▸ **To do**:
Each and every line below goes into your answer unchanged, but leave out the images.

<<<<

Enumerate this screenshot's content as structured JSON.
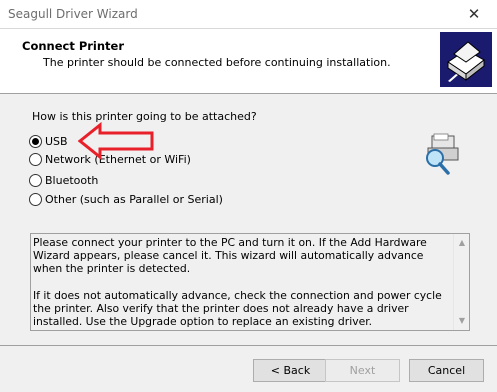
{
  "window": {
    "title": "Seagull Driver Wizard",
    "close_label": "✕"
  },
  "header": {
    "title": "Connect Printer",
    "subtitle": "The printer should be connected before continuing installation."
  },
  "question": "How is this printer going to be attached?",
  "options": [
    {
      "label": "USB",
      "checked": true
    },
    {
      "label": "Network (Ethernet or WiFi)",
      "checked": false
    },
    {
      "label": "Bluetooth",
      "checked": false
    },
    {
      "label": "Other (such as Parallel or Serial)",
      "checked": false
    }
  ],
  "info": {
    "paragraph1": "Please connect your printer to the PC and turn it on. If the Add Hardware Wizard appears, please cancel it. This wizard will automatically advance when the printer is detected.",
    "paragraph2": "If it does not automatically advance, check the connection and power cycle the printer.  Also verify that the printer does not already have a driver installed.  Use the Upgrade option to replace an existing driver."
  },
  "buttons": {
    "back": "< Back",
    "next": "Next",
    "cancel": "Cancel"
  },
  "colors": {
    "arrow": "#e8202a",
    "logo_bg": "#1a1a6e"
  }
}
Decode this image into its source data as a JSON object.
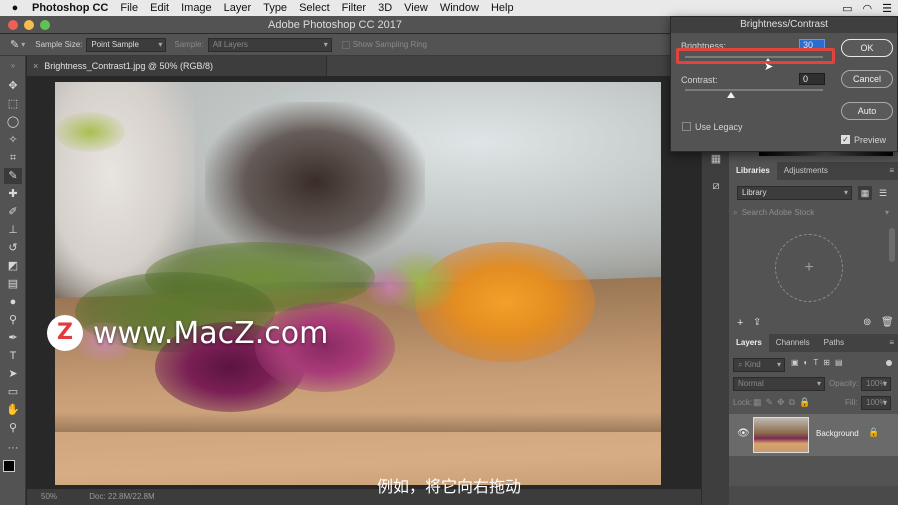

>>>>

▸ **Written solution**:
Enumerate this screenshot's content as structured JSON.
{
  "window": {
    "title": "Seagull Driver Wizard",
    "close_label": "✕"
  },
  "header": {
    "title": "Connect Printer",
    "subtitle": "The printer should be connected before continuing installation."
  },
  "question": "How is this printer going to be attached?",
  "options": [
    {
      "label": "USB",
      "checked": true
    },
    {
      "label": "Network (Ethernet or WiFi)",
      "checked": false
    },
    {
      "label": "Bluetooth",
      "checked": false
    },
    {
      "label": "Other (such as Parallel or Serial)",
      "checked": false
    }
  ],
  "info": {
    "paragraph1": "Please connect your printer to the PC and turn it on. If the Add Hardware Wizard appears, please cancel it. This wizard will automatically advance when the printer is detected.",
    "paragraph2": "If it does not automatically advance, check the connection and power cycle the printer.  Also verify that the printer does not already have a driver installed.  Use the Upgrade option to replace an existing driver."
  },
  "buttons": {
    "back": "< Back",
    "next": "Next",
    "cancel": "Cancel"
  },
  "colors": {
    "arrow": "#e8202a",
    "logo_bg": "#1a1a6e"
  }
}
Decode this image into its source data as a JSON object.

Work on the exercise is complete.